Nearly a decade has passed. Annual world microalgae output may have reached 10,000 metric tons including spirulina, chlorella, dunaliella and hematoccocus.
By 2006, hundreds of millions in government, corporate and private investment funds were looking for the biofuel of the future. Knowing ethanol from corn was a net energy loser, and while looking at crops like palm oil, oilseeds and jatropha, the productivity of algae looked better – 20 times higher than terrestrial crops. Some fast-growing oil-rich species are 25% hydrocarbons. Driven by investors, the third algae bloom unfolded.
During the first two algae blooms, many ventures entered the business of growing algae. Few survived and prospered. The same will be true this time.
Numerous algae companies have successfully raised millions for algae biofuel R&D and production. But, consensus at conferences is commercialization may be 5, 10 or 15 years away. Experts with actual commercial experience growing algae are more sanguine.
To achieve high productivity, algae systems require more capital investment than conventional agriculture. This investment must be serviced. Large-scale production has challenges acquiring water in areas with suitable heat and sunshine for growing, and buying phosphate and other limited nutrients. Time and experience are necessary to maintain culture stability and purity and prevent zooplankton grazers. There are high costs and energy to separate algae from water and extract the biofuel portion.
Some ventures claim breakthroughs in harvesting technology. Even if such technology can be successfully scaled up, harvesting represents only one component of production cost. Some ventures claim productivity greater than 10,000 gallons of oil per acre per year, although current maximum yield is more like 2,000 gallons per acre. Other ventures claim patented, genetically modified algae is the solution for higher productivity.
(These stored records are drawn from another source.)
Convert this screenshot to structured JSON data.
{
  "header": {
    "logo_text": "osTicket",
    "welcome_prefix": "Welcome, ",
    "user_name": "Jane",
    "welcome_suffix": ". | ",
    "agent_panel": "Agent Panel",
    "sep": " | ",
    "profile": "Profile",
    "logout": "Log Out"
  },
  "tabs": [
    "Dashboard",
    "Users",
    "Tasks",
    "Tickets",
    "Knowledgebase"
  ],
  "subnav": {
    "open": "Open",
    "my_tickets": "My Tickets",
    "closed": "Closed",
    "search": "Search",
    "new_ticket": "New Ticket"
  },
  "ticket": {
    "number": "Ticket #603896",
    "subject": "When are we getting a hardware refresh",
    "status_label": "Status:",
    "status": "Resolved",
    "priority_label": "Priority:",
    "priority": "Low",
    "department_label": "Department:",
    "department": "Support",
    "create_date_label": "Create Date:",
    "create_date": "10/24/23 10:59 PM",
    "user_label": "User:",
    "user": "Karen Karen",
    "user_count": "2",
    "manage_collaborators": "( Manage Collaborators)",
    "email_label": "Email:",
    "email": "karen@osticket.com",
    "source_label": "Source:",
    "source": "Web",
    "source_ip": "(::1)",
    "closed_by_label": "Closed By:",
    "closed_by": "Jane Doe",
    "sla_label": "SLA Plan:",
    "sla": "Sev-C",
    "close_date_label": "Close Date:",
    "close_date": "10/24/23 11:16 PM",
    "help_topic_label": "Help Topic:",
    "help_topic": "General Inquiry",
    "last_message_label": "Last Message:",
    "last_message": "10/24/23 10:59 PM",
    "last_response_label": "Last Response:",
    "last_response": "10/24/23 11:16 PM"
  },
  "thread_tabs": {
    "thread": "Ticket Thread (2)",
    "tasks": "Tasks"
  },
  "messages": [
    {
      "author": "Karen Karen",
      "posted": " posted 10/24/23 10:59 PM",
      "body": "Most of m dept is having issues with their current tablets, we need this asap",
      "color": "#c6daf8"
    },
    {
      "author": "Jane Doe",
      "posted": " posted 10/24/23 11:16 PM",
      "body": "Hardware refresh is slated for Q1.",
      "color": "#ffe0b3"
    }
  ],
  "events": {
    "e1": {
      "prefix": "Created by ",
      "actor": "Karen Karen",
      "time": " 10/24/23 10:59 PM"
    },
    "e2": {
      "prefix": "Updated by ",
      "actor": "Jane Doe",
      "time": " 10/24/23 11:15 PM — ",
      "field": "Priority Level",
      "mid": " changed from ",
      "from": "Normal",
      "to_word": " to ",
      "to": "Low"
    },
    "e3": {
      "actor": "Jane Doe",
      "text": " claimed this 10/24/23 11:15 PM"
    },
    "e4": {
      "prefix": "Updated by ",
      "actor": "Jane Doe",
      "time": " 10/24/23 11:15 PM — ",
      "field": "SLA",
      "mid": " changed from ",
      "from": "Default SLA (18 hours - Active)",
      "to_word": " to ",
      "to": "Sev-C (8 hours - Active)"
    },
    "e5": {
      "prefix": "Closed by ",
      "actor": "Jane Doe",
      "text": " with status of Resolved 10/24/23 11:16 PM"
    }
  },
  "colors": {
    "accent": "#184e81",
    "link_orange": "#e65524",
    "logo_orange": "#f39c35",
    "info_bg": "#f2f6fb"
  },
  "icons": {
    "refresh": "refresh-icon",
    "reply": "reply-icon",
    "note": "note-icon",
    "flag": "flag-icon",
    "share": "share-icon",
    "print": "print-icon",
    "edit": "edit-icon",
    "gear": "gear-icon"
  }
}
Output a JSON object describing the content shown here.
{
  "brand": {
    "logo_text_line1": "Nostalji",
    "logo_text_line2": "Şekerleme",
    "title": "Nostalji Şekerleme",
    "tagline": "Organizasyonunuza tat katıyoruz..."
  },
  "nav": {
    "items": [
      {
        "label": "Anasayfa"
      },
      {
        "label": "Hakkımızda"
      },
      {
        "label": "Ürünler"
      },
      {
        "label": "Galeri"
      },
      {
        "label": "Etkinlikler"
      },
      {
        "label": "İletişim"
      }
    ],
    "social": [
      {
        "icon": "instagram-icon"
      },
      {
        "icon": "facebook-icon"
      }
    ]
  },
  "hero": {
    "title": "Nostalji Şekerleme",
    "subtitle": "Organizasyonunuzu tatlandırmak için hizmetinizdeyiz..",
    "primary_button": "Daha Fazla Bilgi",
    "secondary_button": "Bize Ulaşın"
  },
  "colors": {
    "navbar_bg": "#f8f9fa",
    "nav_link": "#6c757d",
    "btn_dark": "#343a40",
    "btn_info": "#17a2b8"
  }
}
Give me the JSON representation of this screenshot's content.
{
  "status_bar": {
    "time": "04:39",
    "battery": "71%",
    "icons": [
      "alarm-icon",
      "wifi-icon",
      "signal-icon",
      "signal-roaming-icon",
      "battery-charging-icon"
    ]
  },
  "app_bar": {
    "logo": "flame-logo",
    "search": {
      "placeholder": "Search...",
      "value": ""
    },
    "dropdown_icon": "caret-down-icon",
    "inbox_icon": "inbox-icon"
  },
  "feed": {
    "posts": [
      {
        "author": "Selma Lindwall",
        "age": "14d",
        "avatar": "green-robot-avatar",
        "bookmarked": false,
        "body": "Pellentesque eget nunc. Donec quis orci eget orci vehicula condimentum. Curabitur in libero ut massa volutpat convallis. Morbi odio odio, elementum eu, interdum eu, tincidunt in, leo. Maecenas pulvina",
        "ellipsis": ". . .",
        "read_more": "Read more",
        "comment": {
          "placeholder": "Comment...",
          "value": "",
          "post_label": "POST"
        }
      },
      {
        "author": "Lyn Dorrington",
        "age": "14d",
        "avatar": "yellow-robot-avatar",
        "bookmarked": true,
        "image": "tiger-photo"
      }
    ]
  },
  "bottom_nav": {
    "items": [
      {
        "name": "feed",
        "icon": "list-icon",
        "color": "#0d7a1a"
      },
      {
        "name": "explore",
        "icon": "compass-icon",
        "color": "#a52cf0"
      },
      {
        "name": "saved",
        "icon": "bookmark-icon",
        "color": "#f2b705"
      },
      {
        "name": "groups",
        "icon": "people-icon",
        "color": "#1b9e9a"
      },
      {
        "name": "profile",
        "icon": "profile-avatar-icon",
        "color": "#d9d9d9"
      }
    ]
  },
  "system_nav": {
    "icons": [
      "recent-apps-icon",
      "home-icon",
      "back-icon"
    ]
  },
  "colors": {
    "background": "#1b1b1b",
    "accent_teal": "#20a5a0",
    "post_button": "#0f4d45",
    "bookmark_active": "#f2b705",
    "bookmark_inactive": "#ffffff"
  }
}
But this raises the fear of releasing fast growing GMOs into the environment, and will likely trigger legal challenges and environmental roadblocks..
Ventures that promoted and bet on a simple biofuel business model based on short development time to produce low cost biofuel are burning through capital and are still many years away from commercialization. They will be scrambling for another round of funding, or may be hoping to be bought out by an oil company. Or, they may be moving toward a more complex business model.

How ventures can harvest from the third algae bloom.
Ventures wanting to commercialize algae biofuel, should be asking “what business model, value chain and product development along the way will produce revenue streams to buy time to scale and learn how to reduce costs?”
This means commercializing other algae products and services to develop a scalable and sustainable business model.
From environmental services, revenue streams may include CO2 and pollution mitigation, wastewater treatment, biomass and waste heat for generating electricity and even carbon offsets.
From algae products, revenue streams may include algae oil and lipid supplementation in animal and human feed, like omega 3 oils, animal feedstocks and supplements, human food ingredients and food supplements, extracts for pigments, fine chemicals and bio-plastics, nutraceutical, pharmaceutical and medicinal products. All have higher value than commercial biofuel and represent smaller but substantial markets.
Finally, developing commercial biofuel will lead to innovations and surprising breakthroughs not even identified yet. Ventures that survive long enough to discover new products and technologies will evolve new business models.
Algae biofuel ventures that survive the next 5 years will be asking this question: “Now that we have made our big investment in algae systems, if we can give our investors a better return selling higher value algae products and services, why should we chase after low value biofuel?” The winners in the third algae business bloom will grapple with this question and come up with new answers.
Based on algae blooms of past decades, a few ventures may ultimately succeed in commercializing algae biofuel. Some of those who don’t could become winners anyway. They can become successful using their biofuel investment to innovate new algae technology, products and services.

Written by robert. Posted in News